▶ Activity
Go through the data below and return each line containing the word "JSON".

▶ Data listing
[Start of Attachment]

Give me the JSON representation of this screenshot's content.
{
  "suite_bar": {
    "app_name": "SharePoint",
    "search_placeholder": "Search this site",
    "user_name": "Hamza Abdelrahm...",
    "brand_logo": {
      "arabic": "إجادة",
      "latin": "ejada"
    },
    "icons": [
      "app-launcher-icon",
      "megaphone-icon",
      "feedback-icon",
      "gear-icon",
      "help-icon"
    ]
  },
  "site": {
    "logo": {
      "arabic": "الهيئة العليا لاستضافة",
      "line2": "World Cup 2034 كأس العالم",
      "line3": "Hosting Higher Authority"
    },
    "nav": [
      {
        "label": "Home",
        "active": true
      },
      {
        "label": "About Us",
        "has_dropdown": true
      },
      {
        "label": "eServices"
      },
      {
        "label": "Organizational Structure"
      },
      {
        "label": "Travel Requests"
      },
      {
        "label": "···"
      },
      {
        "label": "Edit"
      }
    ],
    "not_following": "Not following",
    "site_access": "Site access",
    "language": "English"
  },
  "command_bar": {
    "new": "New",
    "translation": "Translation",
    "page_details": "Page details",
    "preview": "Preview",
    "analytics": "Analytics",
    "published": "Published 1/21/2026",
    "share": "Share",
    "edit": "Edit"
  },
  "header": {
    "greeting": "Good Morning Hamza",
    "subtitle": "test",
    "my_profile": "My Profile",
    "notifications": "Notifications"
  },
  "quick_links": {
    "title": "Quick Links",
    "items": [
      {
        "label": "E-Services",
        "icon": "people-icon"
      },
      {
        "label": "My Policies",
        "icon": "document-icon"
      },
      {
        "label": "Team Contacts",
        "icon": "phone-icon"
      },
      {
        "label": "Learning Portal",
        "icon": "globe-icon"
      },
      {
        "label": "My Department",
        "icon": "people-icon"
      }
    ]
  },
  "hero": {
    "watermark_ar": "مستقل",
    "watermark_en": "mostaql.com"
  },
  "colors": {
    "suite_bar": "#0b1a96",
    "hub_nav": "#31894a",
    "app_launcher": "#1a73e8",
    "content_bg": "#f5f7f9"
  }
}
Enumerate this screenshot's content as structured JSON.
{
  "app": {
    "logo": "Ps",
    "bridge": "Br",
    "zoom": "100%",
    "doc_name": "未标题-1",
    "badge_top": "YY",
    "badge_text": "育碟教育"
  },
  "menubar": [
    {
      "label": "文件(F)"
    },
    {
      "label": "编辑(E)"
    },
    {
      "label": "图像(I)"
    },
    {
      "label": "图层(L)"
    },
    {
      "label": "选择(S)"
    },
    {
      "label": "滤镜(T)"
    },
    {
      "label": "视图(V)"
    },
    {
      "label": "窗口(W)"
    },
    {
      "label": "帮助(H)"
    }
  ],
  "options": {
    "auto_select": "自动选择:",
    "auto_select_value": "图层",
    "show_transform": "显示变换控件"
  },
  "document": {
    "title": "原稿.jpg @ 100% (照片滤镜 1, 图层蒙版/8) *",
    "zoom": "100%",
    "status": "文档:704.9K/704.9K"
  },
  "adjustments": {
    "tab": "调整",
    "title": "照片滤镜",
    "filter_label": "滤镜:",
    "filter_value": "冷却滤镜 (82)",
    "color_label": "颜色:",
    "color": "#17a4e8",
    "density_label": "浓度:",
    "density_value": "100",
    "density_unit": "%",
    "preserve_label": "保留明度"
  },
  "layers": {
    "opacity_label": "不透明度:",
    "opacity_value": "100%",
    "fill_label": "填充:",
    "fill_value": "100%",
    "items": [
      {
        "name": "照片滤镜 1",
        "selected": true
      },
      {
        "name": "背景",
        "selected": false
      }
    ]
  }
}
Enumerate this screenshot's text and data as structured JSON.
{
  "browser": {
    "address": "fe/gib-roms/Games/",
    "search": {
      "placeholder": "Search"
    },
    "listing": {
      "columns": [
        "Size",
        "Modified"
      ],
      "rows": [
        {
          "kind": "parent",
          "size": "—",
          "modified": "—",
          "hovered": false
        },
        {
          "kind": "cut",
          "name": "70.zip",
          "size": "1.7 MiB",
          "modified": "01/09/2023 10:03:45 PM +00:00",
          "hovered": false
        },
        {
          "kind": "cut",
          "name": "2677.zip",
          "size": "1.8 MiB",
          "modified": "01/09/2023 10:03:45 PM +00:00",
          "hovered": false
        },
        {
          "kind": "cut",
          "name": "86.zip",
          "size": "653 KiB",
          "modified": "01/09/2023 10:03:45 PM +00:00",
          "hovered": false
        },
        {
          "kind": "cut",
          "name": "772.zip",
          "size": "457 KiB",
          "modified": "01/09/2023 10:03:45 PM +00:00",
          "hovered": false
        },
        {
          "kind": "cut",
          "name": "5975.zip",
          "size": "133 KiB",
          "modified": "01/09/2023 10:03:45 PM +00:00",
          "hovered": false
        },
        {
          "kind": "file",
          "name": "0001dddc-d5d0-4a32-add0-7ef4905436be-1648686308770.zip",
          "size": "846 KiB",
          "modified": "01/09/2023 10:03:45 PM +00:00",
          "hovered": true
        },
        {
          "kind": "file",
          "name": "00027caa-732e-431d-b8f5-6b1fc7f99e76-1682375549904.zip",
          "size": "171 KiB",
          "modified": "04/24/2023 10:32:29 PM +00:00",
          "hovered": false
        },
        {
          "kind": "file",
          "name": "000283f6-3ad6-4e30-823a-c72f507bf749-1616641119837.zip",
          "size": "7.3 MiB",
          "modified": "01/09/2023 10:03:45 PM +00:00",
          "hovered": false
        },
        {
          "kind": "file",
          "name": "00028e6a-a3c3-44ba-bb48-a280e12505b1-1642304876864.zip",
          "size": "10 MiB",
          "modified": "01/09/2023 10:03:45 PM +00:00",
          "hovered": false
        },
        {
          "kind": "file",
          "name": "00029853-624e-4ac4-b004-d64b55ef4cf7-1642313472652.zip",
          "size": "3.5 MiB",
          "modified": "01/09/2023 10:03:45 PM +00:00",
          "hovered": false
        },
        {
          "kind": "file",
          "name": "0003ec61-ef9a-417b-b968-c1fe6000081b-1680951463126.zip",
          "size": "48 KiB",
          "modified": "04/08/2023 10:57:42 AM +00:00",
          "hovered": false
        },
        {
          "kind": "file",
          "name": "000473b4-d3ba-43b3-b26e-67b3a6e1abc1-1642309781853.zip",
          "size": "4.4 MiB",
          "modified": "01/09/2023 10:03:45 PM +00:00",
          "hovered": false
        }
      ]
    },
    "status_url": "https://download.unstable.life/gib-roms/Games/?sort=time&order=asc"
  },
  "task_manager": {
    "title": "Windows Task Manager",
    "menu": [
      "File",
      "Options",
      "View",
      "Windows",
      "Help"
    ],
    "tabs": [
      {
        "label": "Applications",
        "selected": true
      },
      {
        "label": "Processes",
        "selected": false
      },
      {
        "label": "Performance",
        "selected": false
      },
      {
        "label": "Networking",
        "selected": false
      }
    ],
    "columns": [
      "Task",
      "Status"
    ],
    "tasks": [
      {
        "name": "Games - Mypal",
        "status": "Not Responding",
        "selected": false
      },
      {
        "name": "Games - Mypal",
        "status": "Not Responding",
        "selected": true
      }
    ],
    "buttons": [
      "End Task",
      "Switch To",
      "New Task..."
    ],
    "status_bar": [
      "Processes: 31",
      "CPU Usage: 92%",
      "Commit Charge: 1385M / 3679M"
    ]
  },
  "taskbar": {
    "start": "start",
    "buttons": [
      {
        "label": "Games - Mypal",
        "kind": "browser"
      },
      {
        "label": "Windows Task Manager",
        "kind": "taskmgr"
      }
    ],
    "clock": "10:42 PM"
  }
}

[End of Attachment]

▶ Response area
Give me the JSON representation of this screenshot's content.
Enumerate this screenshot's content as structured JSON.
Enumerate this screenshot's text and data as structured JSON.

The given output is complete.